“A lot of my art, I can’t work with people around,” she explained. “So it’s nice when I have knitted projects, and I can have that social interaction.”

Iviva Olenick, works on an intricate embroidery project. She has a blog for her embroidery projects, wereisobesodden.blogspot.com.

“It can be helpful,” Olenick said of the series. “It gets lonely [working at home], and it helps to have noise other than music or some bad sitcom.”

Sewing Rebellion was started on the west coast by Frau Fiber, a textile worker, artist, and activist, who hosts workshops and invites people to emancipate themselves from the garment industry by developing their own skills. The NYC chapter has been meeting at SPACECRAFT since the Fall.

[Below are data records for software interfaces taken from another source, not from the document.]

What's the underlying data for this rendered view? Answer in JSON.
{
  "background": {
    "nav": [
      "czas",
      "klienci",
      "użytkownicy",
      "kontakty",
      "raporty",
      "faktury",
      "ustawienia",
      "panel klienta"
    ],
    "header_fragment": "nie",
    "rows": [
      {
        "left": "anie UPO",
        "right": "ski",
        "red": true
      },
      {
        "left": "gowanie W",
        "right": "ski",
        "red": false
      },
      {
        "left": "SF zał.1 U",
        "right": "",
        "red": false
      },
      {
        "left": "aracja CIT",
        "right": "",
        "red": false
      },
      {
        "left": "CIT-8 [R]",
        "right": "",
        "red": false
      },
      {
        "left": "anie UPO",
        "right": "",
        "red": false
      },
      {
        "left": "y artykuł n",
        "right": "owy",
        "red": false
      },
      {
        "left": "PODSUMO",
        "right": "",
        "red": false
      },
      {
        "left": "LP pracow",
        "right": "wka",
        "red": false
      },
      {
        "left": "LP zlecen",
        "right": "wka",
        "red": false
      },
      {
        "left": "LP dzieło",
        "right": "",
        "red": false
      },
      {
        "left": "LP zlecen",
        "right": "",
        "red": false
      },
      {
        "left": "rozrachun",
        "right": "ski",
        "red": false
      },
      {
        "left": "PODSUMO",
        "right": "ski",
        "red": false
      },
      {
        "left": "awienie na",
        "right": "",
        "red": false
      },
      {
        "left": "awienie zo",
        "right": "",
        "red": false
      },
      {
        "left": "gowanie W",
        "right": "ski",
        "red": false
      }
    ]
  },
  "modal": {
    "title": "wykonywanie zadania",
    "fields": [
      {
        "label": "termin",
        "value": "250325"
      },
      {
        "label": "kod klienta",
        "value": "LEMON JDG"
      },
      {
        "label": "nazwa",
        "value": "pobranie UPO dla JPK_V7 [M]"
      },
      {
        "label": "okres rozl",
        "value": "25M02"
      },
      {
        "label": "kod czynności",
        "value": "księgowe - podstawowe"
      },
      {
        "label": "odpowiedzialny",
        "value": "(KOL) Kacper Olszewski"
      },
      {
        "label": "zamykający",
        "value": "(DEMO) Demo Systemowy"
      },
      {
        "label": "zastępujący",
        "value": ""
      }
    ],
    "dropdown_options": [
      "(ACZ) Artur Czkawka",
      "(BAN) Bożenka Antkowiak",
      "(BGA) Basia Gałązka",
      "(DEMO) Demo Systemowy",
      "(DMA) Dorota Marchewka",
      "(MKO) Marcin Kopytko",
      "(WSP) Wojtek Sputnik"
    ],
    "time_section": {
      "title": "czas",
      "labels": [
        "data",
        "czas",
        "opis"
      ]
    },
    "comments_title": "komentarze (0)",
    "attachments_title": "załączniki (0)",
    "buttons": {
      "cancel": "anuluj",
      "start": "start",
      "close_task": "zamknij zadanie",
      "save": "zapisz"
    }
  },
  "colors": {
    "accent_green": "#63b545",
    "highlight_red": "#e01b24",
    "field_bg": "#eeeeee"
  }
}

“[Frau Fiber] started these as a way to get people to reclaim basic skills that people had maybe a generation or two ago,” explained Amelia Massucco, 27, one of the Sewing Rebellion NYC organizers. “Now, people buy something at Kmart and it gets a hole in it and they go and buy another one. That’s problematic for a number of reasons. It’s supporting the worldwide garment industry, which is extremely exploitative, so that we can have cheap stuff that breaks. It’s contributing to everyone looking the same, and it’s holding up some of the worst elements of the fashion industry, which has a chilling affect on creativity and people evolving their own personal style.”

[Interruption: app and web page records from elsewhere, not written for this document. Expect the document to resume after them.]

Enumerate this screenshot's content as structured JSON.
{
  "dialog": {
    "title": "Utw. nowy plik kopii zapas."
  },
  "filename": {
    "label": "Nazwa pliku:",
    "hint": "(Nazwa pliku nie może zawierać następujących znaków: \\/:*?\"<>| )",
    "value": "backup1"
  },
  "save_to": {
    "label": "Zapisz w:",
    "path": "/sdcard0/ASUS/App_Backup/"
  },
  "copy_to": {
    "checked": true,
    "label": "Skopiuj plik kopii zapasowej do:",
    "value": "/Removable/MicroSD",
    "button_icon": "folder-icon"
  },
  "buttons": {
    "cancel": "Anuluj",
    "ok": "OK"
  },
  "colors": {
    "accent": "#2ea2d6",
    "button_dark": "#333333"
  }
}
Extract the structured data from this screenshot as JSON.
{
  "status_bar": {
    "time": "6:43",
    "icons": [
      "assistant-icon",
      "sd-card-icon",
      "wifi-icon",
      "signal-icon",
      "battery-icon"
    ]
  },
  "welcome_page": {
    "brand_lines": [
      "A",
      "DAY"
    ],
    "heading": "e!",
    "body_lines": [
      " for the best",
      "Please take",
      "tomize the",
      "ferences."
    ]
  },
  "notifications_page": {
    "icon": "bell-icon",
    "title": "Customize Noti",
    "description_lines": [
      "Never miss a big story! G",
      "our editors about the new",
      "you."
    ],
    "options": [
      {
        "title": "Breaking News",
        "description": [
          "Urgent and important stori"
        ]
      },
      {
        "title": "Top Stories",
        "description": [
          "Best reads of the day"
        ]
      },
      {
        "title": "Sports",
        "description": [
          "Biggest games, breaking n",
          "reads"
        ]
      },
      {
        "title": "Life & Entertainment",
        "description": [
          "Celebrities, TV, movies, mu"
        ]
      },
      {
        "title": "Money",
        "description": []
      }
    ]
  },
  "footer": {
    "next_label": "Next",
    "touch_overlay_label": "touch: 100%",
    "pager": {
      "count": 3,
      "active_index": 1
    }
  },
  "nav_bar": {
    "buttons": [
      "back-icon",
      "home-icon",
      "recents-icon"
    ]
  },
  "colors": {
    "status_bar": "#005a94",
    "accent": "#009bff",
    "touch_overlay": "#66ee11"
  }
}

“It also forces people to deal with sizing, which is total bull, as most people know,” she continued. “Buying clothes that are pre-sized is frequently very frustrating. You spend a lot of money and you look like everybody else, and you’re helpless when things break or don’t work. This is just a simple way that you can be more self-sufficient.”

Sewing Rebellion is just one of several similar series that SPACECRAFThosts, including the Church of Craft, Bags for the People, and Crafter Hours. Those interested in Sewing Rebellion can visit sewingrebellionnyc.wordpress.com. To find out about more SPACECRAFTworkshops, classes, and events, visit spacecraftbrooklyn.com.

Production Instruction: Front and Back Sloper Pattern

2010/03/04